## Task requirements
Below are some records. Print all of them exactly as they appear.

## Dataset rows describing interfaces
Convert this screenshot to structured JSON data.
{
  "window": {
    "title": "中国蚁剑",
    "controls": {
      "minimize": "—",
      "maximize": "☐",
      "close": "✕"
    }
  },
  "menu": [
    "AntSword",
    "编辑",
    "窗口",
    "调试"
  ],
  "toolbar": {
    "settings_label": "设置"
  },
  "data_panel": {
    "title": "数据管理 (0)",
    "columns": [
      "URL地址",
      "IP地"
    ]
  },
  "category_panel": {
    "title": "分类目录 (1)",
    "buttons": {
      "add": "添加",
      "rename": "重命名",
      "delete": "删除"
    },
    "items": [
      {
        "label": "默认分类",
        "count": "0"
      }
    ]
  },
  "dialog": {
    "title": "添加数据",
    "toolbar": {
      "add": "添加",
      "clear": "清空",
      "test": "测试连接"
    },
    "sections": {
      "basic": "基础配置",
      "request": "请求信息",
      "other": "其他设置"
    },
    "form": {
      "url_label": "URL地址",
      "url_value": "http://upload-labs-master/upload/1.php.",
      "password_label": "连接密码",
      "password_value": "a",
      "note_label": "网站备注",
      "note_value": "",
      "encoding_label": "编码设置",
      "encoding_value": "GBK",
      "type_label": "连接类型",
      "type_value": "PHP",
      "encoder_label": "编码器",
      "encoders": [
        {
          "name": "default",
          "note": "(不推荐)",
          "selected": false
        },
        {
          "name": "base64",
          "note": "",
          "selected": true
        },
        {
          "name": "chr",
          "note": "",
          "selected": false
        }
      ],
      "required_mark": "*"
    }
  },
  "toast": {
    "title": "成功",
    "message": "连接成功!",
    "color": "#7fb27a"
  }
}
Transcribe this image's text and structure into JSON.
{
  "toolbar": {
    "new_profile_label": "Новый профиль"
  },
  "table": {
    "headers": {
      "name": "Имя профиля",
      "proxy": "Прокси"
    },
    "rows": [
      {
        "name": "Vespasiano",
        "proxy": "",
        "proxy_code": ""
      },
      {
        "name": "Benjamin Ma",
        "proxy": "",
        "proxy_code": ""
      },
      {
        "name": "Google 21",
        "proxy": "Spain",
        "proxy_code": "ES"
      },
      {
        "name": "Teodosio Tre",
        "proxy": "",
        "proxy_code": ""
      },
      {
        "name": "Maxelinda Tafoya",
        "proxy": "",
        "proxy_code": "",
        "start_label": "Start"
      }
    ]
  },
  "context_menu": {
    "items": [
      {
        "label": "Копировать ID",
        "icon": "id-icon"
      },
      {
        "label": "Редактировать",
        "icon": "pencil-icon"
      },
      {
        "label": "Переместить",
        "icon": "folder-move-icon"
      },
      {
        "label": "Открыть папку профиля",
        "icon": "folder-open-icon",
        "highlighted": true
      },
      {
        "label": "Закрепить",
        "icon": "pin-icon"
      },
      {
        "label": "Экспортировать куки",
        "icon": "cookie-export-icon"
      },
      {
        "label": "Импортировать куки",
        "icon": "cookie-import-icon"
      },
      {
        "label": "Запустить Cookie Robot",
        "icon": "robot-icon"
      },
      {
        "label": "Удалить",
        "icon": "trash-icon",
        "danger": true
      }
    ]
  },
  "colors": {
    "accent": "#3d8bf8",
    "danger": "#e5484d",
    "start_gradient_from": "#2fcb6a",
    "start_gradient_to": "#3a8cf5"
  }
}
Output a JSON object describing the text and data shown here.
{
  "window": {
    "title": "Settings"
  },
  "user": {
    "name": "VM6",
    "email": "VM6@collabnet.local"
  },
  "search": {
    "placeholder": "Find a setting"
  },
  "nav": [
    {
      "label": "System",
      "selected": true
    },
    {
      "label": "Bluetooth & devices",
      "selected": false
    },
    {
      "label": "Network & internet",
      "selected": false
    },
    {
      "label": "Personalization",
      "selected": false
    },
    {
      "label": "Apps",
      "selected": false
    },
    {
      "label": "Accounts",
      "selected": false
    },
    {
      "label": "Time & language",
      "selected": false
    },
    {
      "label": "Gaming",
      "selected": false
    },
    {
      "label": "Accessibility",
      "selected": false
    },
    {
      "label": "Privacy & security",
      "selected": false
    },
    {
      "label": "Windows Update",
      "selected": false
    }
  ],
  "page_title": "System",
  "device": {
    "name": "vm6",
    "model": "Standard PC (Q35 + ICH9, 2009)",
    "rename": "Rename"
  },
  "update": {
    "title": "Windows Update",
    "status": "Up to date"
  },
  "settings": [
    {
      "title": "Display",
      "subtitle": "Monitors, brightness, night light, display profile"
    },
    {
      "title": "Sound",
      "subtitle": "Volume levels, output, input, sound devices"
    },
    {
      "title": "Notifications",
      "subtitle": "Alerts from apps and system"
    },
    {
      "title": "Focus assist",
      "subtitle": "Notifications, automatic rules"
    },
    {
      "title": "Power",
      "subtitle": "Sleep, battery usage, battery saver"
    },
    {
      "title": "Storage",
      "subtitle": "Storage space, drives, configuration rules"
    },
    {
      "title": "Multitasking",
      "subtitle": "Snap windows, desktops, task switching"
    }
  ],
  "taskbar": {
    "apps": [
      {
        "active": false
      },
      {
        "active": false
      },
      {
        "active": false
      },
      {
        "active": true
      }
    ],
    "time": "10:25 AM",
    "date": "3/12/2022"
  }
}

## Answer to this problem
Convert this screenshot to structured JSON data.
{
  "window": {
    "title": "中国蚁剑",
    "controls": {
      "minimize": "—",
      "maximize": "☐",
      "close": "✕"
    }
  },
  "menu": [
    "AntSword",
    "编辑",
    "窗口",
    "调试"
  ],
  "toolbar": {
    "settings_label": "设置"
  },
  "data_panel": {
    "title": "数据管理 (0)",
    "columns": [
      "URL地址",
      "IP地"
    ]
  },
  "category_panel": {
    "title": "分类目录 (1)",
    "buttons": {
      "add": "添加",
      "rename": "重命名",
      "delete": "删除"
    },
    "items": [
      {
        "label": "默认分类",
        "count": "0"
      }
    ]
  },
  "dialog": {
    "title": "添加数据",
    "toolbar": {
      "add": "添加",
      "clear": "清空",
      "test": "测试连接"
    },
    "sections": {
      "basic": "基础配置",
      "request": "请求信息",
      "other": "其他设置"
    },
    "form": {
      "url_label": "URL地址",
      "url_value": "http://upload-labs-master/upload/1.php.",
      "password_label": "连接密码",
      "password_value": "a",
      "note_label": "网站备注",
      "note_value": "",
      "encoding_label": "编码设置",
      "encoding_value": "GBK",
      "type_label": "连接类型",
      "type_value": "PHP",
      "encoder_label": "编码器",
      "encoders": [
        {
          "name": "default",
          "note": "(不推荐)",
          "selected": false
        },
        {
          "name": "base64",
          "note": "",
          "selected": true
        },
        {
          "name": "chr",
          "note": "",
          "selected": false
        }
      ],
      "required_mark": "*"
    }
  },
  "toast": {
    "title": "成功",
    "message": "连接成功!",
    "color": "#7fb27a"
  }
}
Transcribe this image's text and structure into JSON.
{
  "toolbar": {
    "new_profile_label": "Новый профиль"
  },
  "table": {
    "headers": {
      "name": "Имя профиля",
      "proxy": "Прокси"
    },
    "rows": [
      {
        "name": "Vespasiano",
        "proxy": "",
        "proxy_code": ""
      },
      {
        "name": "Benjamin Ma",
        "proxy": "",
        "proxy_code": ""
      },
      {
        "name": "Google 21",
        "proxy": "Spain",
        "proxy_code": "ES"
      },
      {
        "name": "Teodosio Tre",
        "proxy": "",
        "proxy_code": ""
      },
      {
        "name": "Maxelinda Tafoya",
        "proxy": "",
        "proxy_code": "",
        "start_label": "Start"
      }
    ]
  },
  "context_menu": {
    "items": [
      {
        "label": "Копировать ID",
        "icon": "id-icon"
      },
      {
        "label": "Редактировать",
        "icon": "pencil-icon"
      },
      {
        "label": "Переместить",
        "icon": "folder-move-icon"
      },
      {
        "label": "Открыть папку профиля",
        "icon": "folder-open-icon",
        "highlighted": true
      },
      {
        "label": "Закрепить",
        "icon": "pin-icon"
      },
      {
        "label": "Экспортировать куки",
        "icon": "cookie-export-icon"
      },
      {
        "label": "Импортировать куки",
        "icon": "cookie-import-icon"
      },
      {
        "label": "Запустить Cookie Robot",
        "icon": "robot-icon"
      },
      {
        "label": "Удалить",
        "icon": "trash-icon",
        "danger": true
      }
    ]
  },
  "colors": {
    "accent": "#3d8bf8",
    "danger": "#e5484d",
    "start_gradient_from": "#2fcb6a",
    "start_gradient_to": "#3a8cf5"
  }
}
Output a JSON object describing the text and data shown here.
{
  "window": {
    "title": "Settings"
  },
  "user": {
    "name": "VM6",
    "email": "VM6@collabnet.local"
  },
  "search": {
    "placeholder": "Find a setting"
  },
  "nav": [
    {
      "label": "System",
      "selected": true
    },
    {
      "label": "Bluetooth & devices",
      "selected": false
    },
    {
      "label": "Network & internet",
      "selected": false
    },
    {
      "label": "Personalization",
      "selected": false
    },
    {
      "label": "Apps",
      "selected": false
    },
    {
      "label": "Accounts",
      "selected": false
    },
    {
      "label": "Time & language",
      "selected": false
    },
    {
      "label": "Gaming",
      "selected": false
    },
    {
      "label": "Accessibility",
      "selected": false
    },
    {
      "label": "Privacy & security",
      "selected": false
    },
    {
      "label": "Windows Update",
      "selected": false
    }
  ],
  "page_title": "System",
  "device": {
    "name": "vm6",
    "model": "Standard PC (Q35 + ICH9, 2009)",
    "rename": "Rename"
  },
  "update": {
    "title": "Windows Update",
    "status": "Up to date"
  },
  "settings": [
    {
      "title": "Display",
      "subtitle": "Monitors, brightness, night light, display profile"
    },
    {
      "title": "Sound",
      "subtitle": "Volume levels, output, input, sound devices"
    },
    {
      "title": "Notifications",
      "subtitle": "Alerts from apps and system"
    },
    {
      "title": "Focus assist",
      "subtitle": "Notifications, automatic rules"
    },
    {
      "title": "Power",
      "subtitle": "Sleep, battery usage, battery saver"
    },
    {
      "title": "Storage",
      "subtitle": "Storage space, drives, configuration rules"
    },
    {
      "title": "Multitasking",
      "subtitle": "Snap windows, desktops, task switching"
    }
  ],
  "taskbar": {
    "apps": [
      {
        "active": false
      },
      {
        "active": false
      },
      {
        "active": false
      },
      {
        "active": true
      }
    ],
    "time": "10:25 AM",
    "date": "3/12/2022"
  }
}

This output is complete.